We told you a couple of hours ago about security guru Charlie Miller’s new iOS vulnerability that allows an approved App Store app to run unsigned code remotely. Miller has been hacking Apple’s products for years, and this most recent bug is a particularly nefarious exploit that could be used for all kinds of evil purposes.
Charlie Miller is one of the good guys, however, and he is planning to show his cards at the SysCan conference in Taiwan next week. The ends don’t always justify the means in this case, as Apple has now kicked Miller out of the App Store and iOS Developer Program.
In a series of tweets, Miller announced Apple’s swift decision to ban him from the iOS world. Miller demoed his hack via a sleeper app, called Instastock, that he submitted to the App Store. In a video, he demonstrated running unsigned code from his home server on the Apple-approved app.
“Now you could have a program in the App Store like Angry Birds that can run new code on your phone that Apple never had a chance to check,” says Miller. “With this bug, you can’t be assured of anything you download from the App Store behaving nicely.”
Since posting the video outlining his hack earlier today, Apple has banned Miller from both the App Store and Developer Program.
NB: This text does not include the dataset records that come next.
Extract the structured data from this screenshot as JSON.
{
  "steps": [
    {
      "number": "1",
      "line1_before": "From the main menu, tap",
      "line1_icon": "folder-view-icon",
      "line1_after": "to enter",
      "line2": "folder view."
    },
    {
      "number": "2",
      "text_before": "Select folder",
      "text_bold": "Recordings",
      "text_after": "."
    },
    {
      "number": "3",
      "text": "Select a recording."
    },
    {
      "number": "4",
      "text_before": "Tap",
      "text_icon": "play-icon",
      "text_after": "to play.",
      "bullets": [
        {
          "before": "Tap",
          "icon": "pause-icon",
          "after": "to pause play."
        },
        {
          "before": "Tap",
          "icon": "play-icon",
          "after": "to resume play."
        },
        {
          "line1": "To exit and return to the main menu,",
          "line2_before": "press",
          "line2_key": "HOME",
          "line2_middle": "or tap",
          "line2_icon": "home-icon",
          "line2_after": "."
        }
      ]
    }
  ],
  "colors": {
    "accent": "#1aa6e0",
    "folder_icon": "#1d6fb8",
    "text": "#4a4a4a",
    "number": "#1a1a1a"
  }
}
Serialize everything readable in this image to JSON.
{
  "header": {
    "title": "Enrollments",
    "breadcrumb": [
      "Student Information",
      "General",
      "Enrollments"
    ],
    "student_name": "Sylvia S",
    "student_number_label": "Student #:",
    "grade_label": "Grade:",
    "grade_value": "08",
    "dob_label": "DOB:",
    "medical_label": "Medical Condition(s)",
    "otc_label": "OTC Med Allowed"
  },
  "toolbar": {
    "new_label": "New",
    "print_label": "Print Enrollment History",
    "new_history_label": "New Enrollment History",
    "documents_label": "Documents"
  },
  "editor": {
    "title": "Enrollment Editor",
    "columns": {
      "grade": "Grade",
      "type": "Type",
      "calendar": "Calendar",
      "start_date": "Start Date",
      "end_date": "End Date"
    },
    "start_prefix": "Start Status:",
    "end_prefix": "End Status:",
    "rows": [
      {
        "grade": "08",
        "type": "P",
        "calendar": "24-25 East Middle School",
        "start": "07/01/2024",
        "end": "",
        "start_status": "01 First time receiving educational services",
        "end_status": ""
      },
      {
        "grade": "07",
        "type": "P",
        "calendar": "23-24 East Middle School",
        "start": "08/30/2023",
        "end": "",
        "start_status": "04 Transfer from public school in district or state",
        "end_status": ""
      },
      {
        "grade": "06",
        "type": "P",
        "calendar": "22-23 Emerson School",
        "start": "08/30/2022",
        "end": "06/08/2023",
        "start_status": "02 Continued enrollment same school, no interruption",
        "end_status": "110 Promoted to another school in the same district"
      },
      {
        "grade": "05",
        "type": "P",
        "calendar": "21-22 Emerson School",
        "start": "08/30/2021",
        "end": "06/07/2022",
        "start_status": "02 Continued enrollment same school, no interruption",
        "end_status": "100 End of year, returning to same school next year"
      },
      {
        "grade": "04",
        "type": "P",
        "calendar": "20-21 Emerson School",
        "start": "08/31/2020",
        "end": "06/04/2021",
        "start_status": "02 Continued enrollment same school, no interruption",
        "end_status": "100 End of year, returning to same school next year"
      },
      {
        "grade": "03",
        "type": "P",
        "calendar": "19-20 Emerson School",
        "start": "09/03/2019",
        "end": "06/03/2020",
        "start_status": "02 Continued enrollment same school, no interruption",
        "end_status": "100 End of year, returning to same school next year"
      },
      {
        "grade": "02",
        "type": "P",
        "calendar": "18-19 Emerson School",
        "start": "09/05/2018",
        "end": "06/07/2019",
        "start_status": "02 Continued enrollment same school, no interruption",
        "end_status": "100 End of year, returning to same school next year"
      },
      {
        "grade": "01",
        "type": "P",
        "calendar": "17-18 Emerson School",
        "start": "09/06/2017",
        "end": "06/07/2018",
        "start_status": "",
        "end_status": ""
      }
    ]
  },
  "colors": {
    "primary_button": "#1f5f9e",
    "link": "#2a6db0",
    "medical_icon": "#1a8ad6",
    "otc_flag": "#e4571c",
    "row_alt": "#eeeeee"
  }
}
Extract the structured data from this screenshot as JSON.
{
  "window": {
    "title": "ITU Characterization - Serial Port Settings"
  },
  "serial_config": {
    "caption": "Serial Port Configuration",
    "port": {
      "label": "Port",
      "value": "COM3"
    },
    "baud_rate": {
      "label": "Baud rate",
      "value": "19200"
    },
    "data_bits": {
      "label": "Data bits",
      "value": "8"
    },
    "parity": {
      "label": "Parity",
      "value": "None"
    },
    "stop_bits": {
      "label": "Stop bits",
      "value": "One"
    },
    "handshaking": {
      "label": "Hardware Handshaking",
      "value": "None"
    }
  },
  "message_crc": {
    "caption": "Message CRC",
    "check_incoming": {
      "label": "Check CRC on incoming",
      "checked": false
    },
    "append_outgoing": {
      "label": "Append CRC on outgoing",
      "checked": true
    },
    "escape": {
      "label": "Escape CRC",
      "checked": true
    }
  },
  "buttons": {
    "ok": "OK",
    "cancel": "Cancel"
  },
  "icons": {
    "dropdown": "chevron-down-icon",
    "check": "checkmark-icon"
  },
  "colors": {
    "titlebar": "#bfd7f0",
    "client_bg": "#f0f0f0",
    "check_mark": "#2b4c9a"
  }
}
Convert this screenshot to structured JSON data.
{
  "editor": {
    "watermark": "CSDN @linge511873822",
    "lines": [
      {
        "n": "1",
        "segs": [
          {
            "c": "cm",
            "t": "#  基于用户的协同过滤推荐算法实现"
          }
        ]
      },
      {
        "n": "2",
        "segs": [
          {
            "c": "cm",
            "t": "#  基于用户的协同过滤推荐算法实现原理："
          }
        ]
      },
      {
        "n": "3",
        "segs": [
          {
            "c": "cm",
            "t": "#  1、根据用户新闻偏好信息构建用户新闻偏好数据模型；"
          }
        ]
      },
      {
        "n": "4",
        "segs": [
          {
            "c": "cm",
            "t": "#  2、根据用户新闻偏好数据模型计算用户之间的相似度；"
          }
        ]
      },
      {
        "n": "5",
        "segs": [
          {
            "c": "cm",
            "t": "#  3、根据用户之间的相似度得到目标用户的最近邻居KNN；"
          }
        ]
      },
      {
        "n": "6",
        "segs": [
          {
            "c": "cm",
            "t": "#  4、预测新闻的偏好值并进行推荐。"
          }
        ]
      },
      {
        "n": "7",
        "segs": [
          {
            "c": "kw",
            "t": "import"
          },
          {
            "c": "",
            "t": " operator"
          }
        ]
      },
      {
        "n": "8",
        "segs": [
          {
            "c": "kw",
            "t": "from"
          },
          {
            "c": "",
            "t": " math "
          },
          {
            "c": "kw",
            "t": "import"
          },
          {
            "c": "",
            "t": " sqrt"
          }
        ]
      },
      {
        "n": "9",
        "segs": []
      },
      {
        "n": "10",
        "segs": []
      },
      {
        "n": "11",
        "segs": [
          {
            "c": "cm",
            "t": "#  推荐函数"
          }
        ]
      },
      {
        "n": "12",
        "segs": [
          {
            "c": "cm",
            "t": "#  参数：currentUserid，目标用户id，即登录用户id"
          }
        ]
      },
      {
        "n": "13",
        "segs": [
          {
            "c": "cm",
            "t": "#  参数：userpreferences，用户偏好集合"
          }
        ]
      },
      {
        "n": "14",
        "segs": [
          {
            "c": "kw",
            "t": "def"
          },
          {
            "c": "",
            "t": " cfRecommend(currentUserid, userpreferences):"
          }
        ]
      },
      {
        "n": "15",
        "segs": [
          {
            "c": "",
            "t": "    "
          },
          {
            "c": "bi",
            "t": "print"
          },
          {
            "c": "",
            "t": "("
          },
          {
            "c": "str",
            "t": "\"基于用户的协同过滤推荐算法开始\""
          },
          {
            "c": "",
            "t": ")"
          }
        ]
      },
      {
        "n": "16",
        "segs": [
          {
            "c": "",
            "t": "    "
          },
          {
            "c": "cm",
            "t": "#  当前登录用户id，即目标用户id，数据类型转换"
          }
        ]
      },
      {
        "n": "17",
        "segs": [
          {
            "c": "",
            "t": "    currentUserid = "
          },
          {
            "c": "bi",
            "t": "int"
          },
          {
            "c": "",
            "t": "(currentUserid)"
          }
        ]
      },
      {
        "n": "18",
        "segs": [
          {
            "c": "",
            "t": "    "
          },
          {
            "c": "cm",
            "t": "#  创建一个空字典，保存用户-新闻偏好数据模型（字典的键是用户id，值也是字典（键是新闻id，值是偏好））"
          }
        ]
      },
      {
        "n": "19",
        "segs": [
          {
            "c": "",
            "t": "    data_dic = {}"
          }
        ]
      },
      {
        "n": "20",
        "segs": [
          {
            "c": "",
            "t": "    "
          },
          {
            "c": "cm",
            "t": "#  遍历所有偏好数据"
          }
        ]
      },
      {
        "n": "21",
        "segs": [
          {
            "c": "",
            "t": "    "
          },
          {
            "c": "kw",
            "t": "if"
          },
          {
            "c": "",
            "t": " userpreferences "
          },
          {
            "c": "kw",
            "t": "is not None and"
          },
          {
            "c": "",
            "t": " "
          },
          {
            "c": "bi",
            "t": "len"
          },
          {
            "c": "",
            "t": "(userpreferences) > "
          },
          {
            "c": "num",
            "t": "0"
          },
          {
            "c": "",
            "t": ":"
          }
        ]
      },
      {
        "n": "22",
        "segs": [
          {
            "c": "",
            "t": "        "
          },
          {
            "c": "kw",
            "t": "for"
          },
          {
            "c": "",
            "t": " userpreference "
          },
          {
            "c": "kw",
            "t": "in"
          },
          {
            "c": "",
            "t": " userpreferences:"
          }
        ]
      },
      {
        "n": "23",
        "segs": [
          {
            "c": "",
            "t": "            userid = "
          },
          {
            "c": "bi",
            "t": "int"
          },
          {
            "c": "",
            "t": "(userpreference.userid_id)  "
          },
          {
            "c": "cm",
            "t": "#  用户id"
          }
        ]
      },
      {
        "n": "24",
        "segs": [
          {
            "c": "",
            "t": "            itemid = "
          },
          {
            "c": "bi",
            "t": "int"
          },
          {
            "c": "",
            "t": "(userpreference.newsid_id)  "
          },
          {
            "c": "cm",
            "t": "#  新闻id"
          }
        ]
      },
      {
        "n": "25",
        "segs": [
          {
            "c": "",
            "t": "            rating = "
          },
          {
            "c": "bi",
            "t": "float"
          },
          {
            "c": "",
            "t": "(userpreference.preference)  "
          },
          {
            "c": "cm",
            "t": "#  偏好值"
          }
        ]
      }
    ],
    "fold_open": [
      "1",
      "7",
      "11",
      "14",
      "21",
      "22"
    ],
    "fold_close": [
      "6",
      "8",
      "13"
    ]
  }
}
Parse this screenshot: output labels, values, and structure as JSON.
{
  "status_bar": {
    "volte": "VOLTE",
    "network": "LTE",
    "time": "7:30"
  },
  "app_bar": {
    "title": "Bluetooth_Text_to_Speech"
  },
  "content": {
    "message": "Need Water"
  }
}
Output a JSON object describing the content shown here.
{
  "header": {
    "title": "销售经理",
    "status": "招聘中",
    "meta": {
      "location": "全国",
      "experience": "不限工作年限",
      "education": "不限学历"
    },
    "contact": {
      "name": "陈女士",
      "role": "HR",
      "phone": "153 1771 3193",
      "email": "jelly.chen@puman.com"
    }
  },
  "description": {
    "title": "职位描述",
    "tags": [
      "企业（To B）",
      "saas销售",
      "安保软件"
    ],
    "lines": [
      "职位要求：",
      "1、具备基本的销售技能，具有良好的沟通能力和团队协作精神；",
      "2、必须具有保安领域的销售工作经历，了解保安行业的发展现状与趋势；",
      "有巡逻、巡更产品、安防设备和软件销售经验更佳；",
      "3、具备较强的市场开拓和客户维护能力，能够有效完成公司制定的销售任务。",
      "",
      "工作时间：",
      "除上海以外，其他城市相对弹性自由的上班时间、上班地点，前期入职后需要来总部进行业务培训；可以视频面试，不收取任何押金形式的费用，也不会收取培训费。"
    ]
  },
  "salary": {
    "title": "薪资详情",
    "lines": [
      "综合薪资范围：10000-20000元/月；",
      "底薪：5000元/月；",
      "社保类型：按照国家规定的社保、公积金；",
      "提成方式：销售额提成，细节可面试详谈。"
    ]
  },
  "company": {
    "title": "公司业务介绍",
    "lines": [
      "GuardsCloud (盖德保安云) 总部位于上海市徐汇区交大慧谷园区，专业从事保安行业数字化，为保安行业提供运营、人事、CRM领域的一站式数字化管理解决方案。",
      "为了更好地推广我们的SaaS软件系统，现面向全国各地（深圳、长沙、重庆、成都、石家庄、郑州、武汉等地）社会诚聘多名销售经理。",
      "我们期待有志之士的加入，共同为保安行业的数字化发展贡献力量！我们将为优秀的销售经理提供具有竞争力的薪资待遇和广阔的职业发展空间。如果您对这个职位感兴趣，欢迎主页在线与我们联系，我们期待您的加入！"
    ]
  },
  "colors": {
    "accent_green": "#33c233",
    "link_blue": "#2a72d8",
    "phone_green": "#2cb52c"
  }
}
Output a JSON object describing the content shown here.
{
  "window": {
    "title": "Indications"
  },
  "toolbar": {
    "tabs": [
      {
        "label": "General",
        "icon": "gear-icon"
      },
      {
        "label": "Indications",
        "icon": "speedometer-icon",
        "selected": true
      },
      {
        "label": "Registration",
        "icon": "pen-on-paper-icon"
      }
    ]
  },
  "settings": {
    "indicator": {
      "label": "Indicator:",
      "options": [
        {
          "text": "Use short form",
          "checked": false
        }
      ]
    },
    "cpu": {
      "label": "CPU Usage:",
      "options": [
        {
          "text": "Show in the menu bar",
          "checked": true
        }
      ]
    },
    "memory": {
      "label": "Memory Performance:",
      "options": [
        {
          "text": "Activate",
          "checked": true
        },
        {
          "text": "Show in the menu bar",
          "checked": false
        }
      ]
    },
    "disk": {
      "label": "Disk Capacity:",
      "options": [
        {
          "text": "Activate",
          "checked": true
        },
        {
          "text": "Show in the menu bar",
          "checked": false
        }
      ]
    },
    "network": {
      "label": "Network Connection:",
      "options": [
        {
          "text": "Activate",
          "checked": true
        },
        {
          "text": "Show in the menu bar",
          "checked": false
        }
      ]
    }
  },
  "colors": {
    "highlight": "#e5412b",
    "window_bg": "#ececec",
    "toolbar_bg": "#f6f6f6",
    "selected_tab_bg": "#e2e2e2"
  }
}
On his Twitter account, Miller complained that, “First they give researcher’s access to developer programs, (although I paid for mine) then they kick them out.. for doing research.”
As a respected security researcher with a track record of exploiting Apple’s products, one could argue that Miller could have reported the exploit to Apple directly instead of planting a malicious app in the App Store. On the other side of the coin, it’s telling that Miller got his app through Apple’s review team in the first place.
What do you think? Was Apple justified in removing Miller from the App Store entirely (instead of pulling the Instastock app specifically) and kicking him out of the iOS Developer Program?
Charlie’s comment on Twitter:
“For the record, without a real app in the AppStore, people would say Apple wouldn't approve an app that took advantage of this flaw.”
The vast majority of Mac users have been free from malware and we're working on technologies to help keep it that way. As of March 1, 2012 all apps submitted to the Mac App Store must implement sandboxing. Sandboxing your app is a great way to protect systems and users by limiting the resources apps can access and making it more difficult for malicious software to compromise users' systems. Learn more by visiting theApp Sandbox page.
[I]t's very difficult to monetize data when you cannot see it. And so if the files that I store in Google docs are encrypted or if the files I store on Amazon's drives are encrypted then they are not able to monetize it….And unfortunately, these companies are putting their desire to monetize your data over their desire to protect your communications.
Now, this doesn't mean that Google and Microsoft and Yahoo! are evil. They are not going out of their way to help law enforcement. It's just that their business model is in conflict with your privacy. And given two choices, one of which is protecting you from the government and the other which is making money, they are going to go with making money because, of course, they are public corporations. They are required to make money and return it to their shareholders.